Dataset rows for apps and sites
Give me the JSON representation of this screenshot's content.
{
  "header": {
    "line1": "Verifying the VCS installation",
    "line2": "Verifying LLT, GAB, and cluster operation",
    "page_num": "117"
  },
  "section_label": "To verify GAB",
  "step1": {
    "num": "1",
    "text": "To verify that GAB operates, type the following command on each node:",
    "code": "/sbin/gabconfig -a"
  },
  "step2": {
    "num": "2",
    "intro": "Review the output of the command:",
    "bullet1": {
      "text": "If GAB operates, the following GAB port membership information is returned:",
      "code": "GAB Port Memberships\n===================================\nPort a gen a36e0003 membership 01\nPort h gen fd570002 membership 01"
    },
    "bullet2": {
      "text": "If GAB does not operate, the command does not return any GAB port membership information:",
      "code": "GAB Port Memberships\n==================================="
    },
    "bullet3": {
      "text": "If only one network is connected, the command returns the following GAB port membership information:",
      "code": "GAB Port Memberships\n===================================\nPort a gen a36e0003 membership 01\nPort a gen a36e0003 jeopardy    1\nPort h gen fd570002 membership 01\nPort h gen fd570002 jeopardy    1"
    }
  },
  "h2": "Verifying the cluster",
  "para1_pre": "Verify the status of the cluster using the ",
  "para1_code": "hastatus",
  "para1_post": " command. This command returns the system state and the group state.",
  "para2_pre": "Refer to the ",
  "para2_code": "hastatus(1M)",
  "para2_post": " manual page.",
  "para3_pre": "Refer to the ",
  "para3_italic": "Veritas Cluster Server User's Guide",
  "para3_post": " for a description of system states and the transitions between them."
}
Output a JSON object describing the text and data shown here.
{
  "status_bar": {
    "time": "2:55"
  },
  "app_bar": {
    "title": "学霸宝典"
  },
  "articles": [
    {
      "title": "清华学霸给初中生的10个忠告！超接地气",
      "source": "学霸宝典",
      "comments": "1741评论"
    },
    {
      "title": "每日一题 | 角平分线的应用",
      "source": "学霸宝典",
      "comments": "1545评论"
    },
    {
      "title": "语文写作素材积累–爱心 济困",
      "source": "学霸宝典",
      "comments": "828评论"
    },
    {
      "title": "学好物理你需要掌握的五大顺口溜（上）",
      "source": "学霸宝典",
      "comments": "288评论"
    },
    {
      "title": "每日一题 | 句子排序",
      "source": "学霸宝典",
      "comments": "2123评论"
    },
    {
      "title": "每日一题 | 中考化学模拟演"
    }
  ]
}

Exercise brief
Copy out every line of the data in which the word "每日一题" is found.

Answer section
      "title": "每日一题 | 角平分线的应用",
      "title": "每日一题 | 句子排序",
      "title": "每日一题 | 中考化学模拟演"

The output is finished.